Paint a Portrait from a Photo or Life? What is the best rule?

As an artist, you hear a lot about this quandary. Both approaches have supporters, but like most things in a subjective field, neither proves to be a clear winner.

It irks me when people say one approach is better than the other, or that one makes you a true artist. The real truth is: you can learn a lot from either approach.

I’ve heard small groups discuss using photography a method of cheating that prevents someone from becoming an artist.  Or that it makes doing art so easy that anyone who uses this process can make instant art. I wish any form of art was that easy.

We, who have tried using photographic reference, know that it does not magically create art. In fact, it’s very difficult to use photographic reference. The camera offers a snapshot of the surface, but it also adds much distortion. Only a very good painter can figure out where to match, change and redraw to get the right illusion of 3-d form on a 2-d surface. Copying exactly, if it were even possible, is only a good starting place.

I think rendering a painting from photographs helps develop the artist’s eye for color. It’s much easier to see warm and cool colors from photographs. However, artists must be careful because photos can also distort certain colors, which appear as grey and brown tones.

In truth, using photos is just a good starting point. It helps you render quick proportions that help speed up the painting process. But they only help create a rough sketch, not a masterpiece. It’s the artists’ job to do this.

Overall, I think it’s easier to draw or paint from life. Painting plein air allows you to immerse yourself in the image you’re rendering.  But if you choose to paint plein air, you must understand that the light will change as the day goes on. You’ll also have to deal with the movements of the model.

My friend, Owen Findsen told me, “We must follow the rules of art; this is, until something better comes along.”  Artists must be creative in all our endeavors and not box ourselves in with heretical thoughts or notions.  So for those of you who have been held back by hindering rules, I implore you, break the rules, and observe Urig’s Rule #1: “You can create art from life or photos!” Then, create!

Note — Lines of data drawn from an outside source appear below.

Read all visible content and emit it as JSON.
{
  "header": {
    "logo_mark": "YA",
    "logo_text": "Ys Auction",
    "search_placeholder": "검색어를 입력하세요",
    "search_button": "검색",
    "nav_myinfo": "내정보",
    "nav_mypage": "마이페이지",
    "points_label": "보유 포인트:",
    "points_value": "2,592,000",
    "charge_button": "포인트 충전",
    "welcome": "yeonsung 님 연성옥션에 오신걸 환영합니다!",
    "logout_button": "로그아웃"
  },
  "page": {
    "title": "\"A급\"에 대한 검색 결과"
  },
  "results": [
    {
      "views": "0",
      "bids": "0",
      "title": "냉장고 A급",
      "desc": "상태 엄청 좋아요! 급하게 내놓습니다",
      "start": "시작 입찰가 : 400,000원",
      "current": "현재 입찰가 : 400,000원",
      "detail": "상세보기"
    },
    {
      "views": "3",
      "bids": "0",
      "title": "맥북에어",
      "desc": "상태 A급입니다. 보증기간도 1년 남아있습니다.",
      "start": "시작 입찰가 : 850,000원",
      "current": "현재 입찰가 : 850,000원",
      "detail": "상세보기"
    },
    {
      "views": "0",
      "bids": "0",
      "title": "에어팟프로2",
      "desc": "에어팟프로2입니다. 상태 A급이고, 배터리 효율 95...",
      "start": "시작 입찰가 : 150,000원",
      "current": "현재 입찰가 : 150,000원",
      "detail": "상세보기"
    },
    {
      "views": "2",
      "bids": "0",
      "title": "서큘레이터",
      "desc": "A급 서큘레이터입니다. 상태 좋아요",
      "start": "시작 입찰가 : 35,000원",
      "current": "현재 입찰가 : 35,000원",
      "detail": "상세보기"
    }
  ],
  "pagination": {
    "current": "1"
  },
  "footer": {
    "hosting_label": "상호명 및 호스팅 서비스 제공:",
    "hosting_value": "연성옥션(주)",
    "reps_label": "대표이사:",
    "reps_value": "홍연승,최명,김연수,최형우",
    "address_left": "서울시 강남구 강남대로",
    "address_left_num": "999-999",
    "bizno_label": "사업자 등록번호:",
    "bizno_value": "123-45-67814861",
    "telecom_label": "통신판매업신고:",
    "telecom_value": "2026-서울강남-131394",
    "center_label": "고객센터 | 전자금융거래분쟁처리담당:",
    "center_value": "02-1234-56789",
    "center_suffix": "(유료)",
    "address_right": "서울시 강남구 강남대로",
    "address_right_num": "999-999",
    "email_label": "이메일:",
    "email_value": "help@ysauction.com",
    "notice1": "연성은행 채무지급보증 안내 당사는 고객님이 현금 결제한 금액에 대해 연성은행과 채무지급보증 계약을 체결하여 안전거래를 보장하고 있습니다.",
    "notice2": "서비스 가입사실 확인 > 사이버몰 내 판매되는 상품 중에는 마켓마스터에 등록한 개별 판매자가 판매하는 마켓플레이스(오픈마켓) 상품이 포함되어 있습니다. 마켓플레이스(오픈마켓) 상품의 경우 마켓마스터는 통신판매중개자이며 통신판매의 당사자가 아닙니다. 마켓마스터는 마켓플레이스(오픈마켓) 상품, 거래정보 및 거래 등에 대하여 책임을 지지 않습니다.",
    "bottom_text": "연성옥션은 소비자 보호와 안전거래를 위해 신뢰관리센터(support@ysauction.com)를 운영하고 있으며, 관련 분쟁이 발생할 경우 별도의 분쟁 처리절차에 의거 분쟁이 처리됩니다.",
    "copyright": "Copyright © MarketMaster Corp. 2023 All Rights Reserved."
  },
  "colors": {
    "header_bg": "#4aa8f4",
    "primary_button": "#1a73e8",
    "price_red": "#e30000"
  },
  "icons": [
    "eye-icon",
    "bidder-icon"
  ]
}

A Tip from a Painter on Overcoming a Creative Block

I’ve heard other painters discuss a creative block. The thought of this terrifies me. Luckily, in 30 years of painting and designing, I cannot remember this happening.

I am constantly thinking of my next image. Life bombards everyone with stimuli, but an artist must filter it in order to come up with their next visual.

Some painters choose to paint in a consistent style. But I like to depict something new in each series of images. I think my attempt to change styles allows me to avoid creative stagnation and lulls.

For example, my “Woman in the Garden” paintings glow with full color, using contrasting thick and thin paint.  Whereas “Take a Hike” is an explosion of color and texture – a realistic and semi abstract painting.  Furthermore, there’s the collection of grey paintings in my “Keepsake Portraits.” Even all of the paintings from my sketch group look different.

Some people argue that abstract painters, like Picasso, always worked in the same style. But I never saw Pablo Picasso as stagnant. To me, he was an energized, prolific creator who moved in different directions with his artwork while upholding a subtle thread of himself in each painting.

Over time, a uniform style may emerge and I’ll have a total consistency in my work. But my fear is when that happens, I’m dead. And I’m not responding, experimenting or exploring all that is around me. In my opinion, if you force yourself to one style, you self-create a painter’s creative block.